A local business owner, active community member and family man is celebrating Cinco de Mayo with the children of the San Marcos Consolidated Independent School District.
Rudy Espinosa opened Rudy’s Automotive in 1992 and has been servicing locals since. This year, Espinosa and his family opened their second business, Spin Enterprises LLC, a party planning and hosting service.
Spin Enterprises hosted the first annual rattler nation Cinco de Mayo fest to celebrate the San Marcos community and help the school district raise money to support special projects. The two-day outdoor festival began Friday at 4 p.m. and will continue until midnight May 6.
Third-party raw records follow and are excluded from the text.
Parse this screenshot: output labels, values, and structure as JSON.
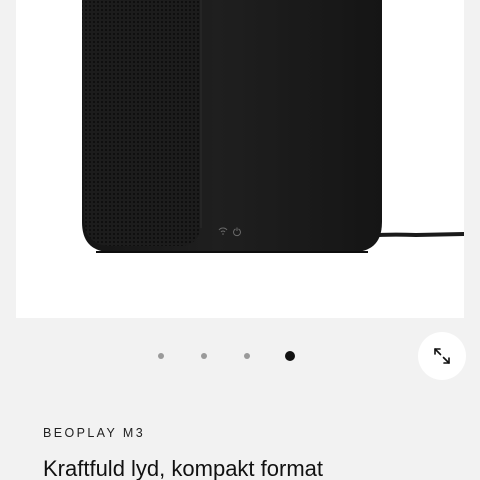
{
  "product": {
    "brand_label": "BEOPLAY M3",
    "title": "Kraftfuld lyd, kompakt format"
  },
  "gallery": {
    "slide_count": 4,
    "active_index": 3,
    "image_icon": "speaker-image",
    "expand_icon": "expand-arrows-icon"
  },
  "colors": {
    "page_background": "#f2f2f2",
    "image_background": "#ffffff",
    "dot_inactive": "#9a9a9a",
    "dot_active": "#111111",
    "speaker_body": "#1b1b1b"
  }
}
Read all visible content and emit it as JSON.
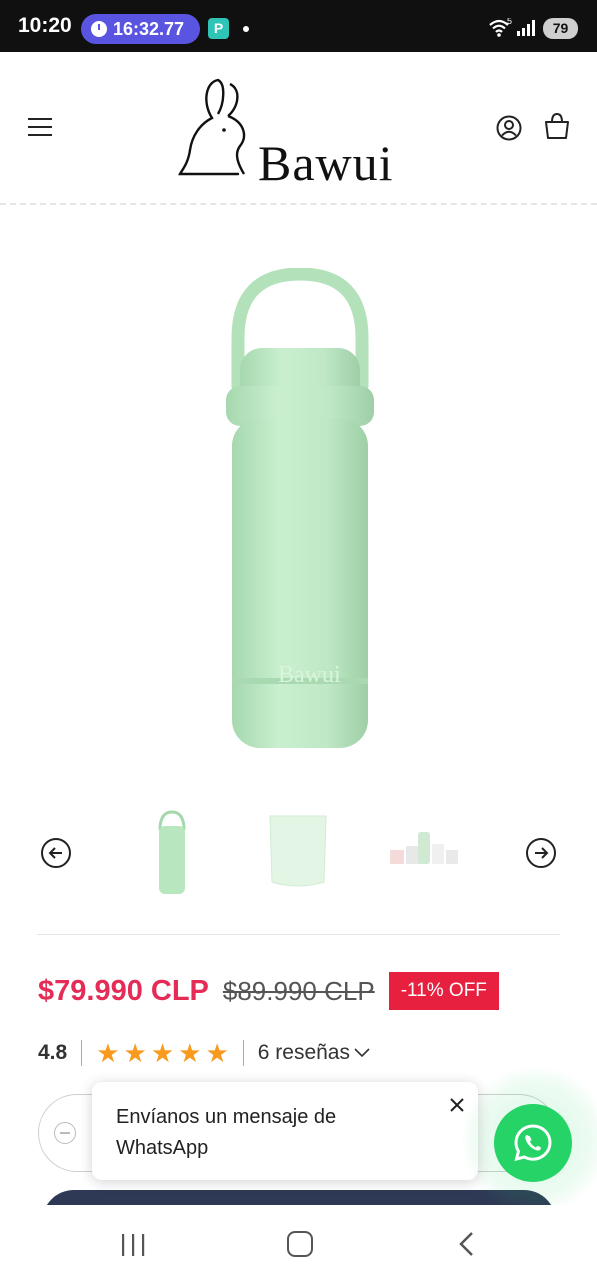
{
  "status_bar": {
    "time": "10:20",
    "timer": "16:32.77",
    "app_badge": "P",
    "battery": "79",
    "wifi_label": "5"
  },
  "header": {
    "brand": "Bawui",
    "icons": [
      "menu-icon",
      "account-icon",
      "cart-icon"
    ]
  },
  "product": {
    "image_color": "#bfe8c6",
    "thumbnails": [
      "bottle-front",
      "bottle-cup",
      "bottle-set"
    ]
  },
  "price": {
    "sale": "$79.990 CLP",
    "regular": "$89.990 CLP",
    "discount": "-11% OFF",
    "sale_color": "#e52c56",
    "badge_color": "#e8203f"
  },
  "rating": {
    "value": "4.8",
    "stars": 5,
    "reviews": "6 reseñas"
  },
  "whatsapp": {
    "message": "Envíanos un mensaje de WhatsApp",
    "accent": "#25d366"
  },
  "colors": {
    "cta": "#2e3a55"
  }
}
The event is having live local music provided by: country band Broken Arrow, Tejano performers Rick Naranjo y Los Gamblers, and Massore and children’s group DVA Kidz. A carnival will also be featured by Kenny’s Funland, which will a provide variety of rides.
The central focus of the event however, is each booth which is run by a different school organization ranging from K-12. These groups are operating at Espinosa’s event free of charge in an effort to raise money for their schools. The event, and the booths are also being sponsored by a variety of other San Marcos businesses including Jackson Hewitt Tax Service, San Marcos Daily Record and others.
Espinosa began planning the festival to bring the community together for a fun holiday, but his wife thought it would be even more impactful to also use the event as an opportunity to fundraise.
“We wanted to put on a festival for the community to come out, for the kids to come out,” Espinosa said. “They’re able to keep ninety percent of the fund they are taking in, so we’ve turned it into a huge fundraiser.”
Espinosa is a member of the San Marcos High School football booster club, which helped in setting up the festivities and will run a booth both days. Kerri Meintz, a football mom, set up the booster’s booth Friday morning, and began selling Yeti tumblers, Rattler shirts and other spirit themed merchandise.
“We take from what we sell to buy more, and it goes towards our boys; their helmets, pads and knee pads,” Meintz said. “Keep them safe, and keep them looking good.”
Among other booths, nonprofit charity Family 4 Life is selling popcorn, pickles and nachos to raise money toward bringing siblings separated as foster children, back together.
Austin Koester, Rob Rodriguez and the founder of Family 4 Life began planning to run a booth three weeks ago, after being invited by Espinosa.
“We liked that we didn’t have to put money down (to participate),” Rodriguez said. “We aren’t an organization that has a lot of money laying around.”
Folklorico dances from each of the San Marcos elementary schools will occur on the second festival day. The event is free for children 12 years and younger. Tickets are $3 for students and $5 for guests.
Additionally, vendors will be selling food throughout the festival so visitors cannot bring in ice chests, but are welcome to pack towels and lawn chairs. Throughout the week, Espinosa reports he has received hundreds of RSVP responses and expects a turn out of possibly 15 thousand.